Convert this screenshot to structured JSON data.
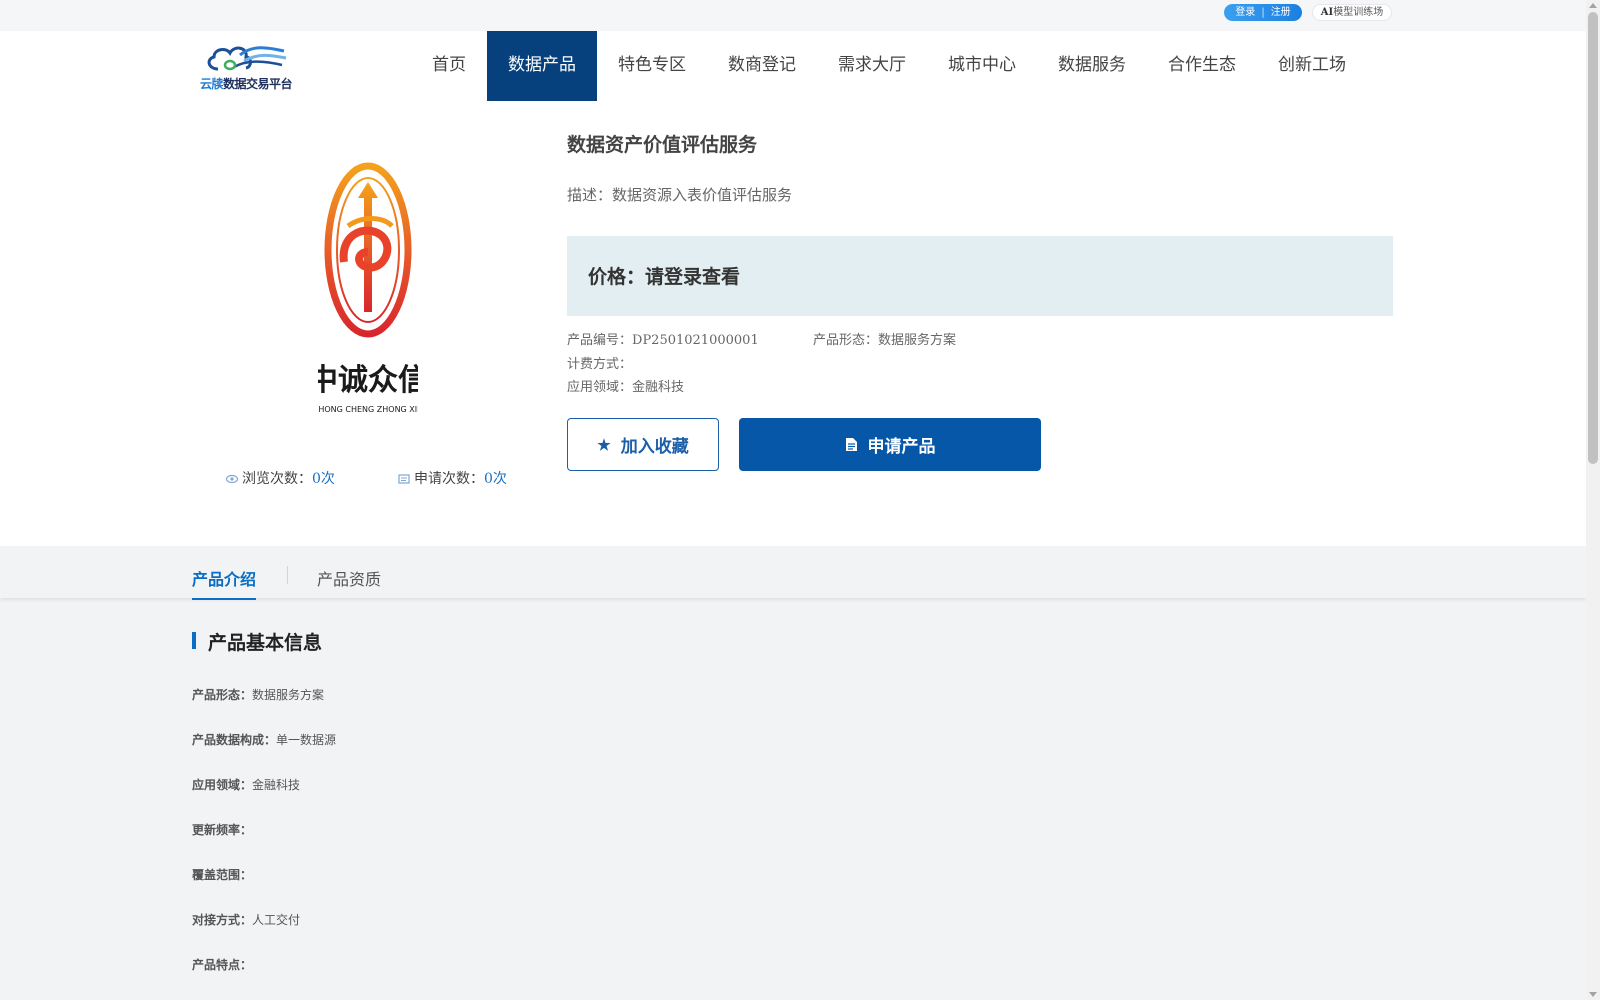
{
  "topbar": {
    "login": "登录",
    "separator": "|",
    "register": "注册",
    "ai_prefix": "AI",
    "ai_label": "模型训练场"
  },
  "header": {
    "logo_text_blue": "云牍",
    "logo_text_dark": "数据交易平台",
    "nav": [
      "首页",
      "数据产品",
      "特色专区",
      "数商登记",
      "需求大厅",
      "城市中心",
      "数据服务",
      "合作生态",
      "创新工场"
    ],
    "active_nav": "数据产品"
  },
  "product": {
    "title": "数据资产价值评估服务",
    "description": "描述：数据资源入表价值评估服务",
    "price": "价格：请登录查看",
    "code_label": "产品编号：",
    "code": "DP2501021000001",
    "form_label": "产品形态：",
    "form": "数据服务方案",
    "billing_label": "计费方式：",
    "billing": "",
    "domain_label": "应用领域：",
    "domain": "金融科技",
    "logo_cn": "中诚众信",
    "logo_en": "ZHONG CHENG ZHONG XIN",
    "views_label": "浏览次数：",
    "views": "0次",
    "applies_label": "申请次数：",
    "applies": "0次",
    "fav_button": "加入收藏",
    "apply_button": "申请产品",
    "colors": {
      "primary": "#0757a8",
      "nav_active": "#06407d",
      "price_bg": "#e2eef2",
      "accent": "#0a6fc4"
    }
  },
  "tabs": [
    "产品介绍",
    "产品资质"
  ],
  "active_tab": "产品介绍",
  "info": {
    "heading": "产品基本信息",
    "rows": [
      {
        "key": "产品形态：",
        "value": "数据服务方案"
      },
      {
        "key": "产品数据构成：",
        "value": "单一数据源"
      },
      {
        "key": "应用领域：",
        "value": "金融科技"
      },
      {
        "key": "更新频率：",
        "value": ""
      },
      {
        "key": "覆盖范围：",
        "value": ""
      },
      {
        "key": "对接方式：",
        "value": "人工交付"
      },
      {
        "key": "产品特点：",
        "value": ""
      }
    ]
  }
}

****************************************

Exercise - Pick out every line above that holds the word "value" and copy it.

Output for this exercise -
        "value": "数据服务方案"
        "value": "单一数据源"
        "value": "金融科技"
        "value": ""
        "value": ""
        "value": "人工交付"
        "value": ""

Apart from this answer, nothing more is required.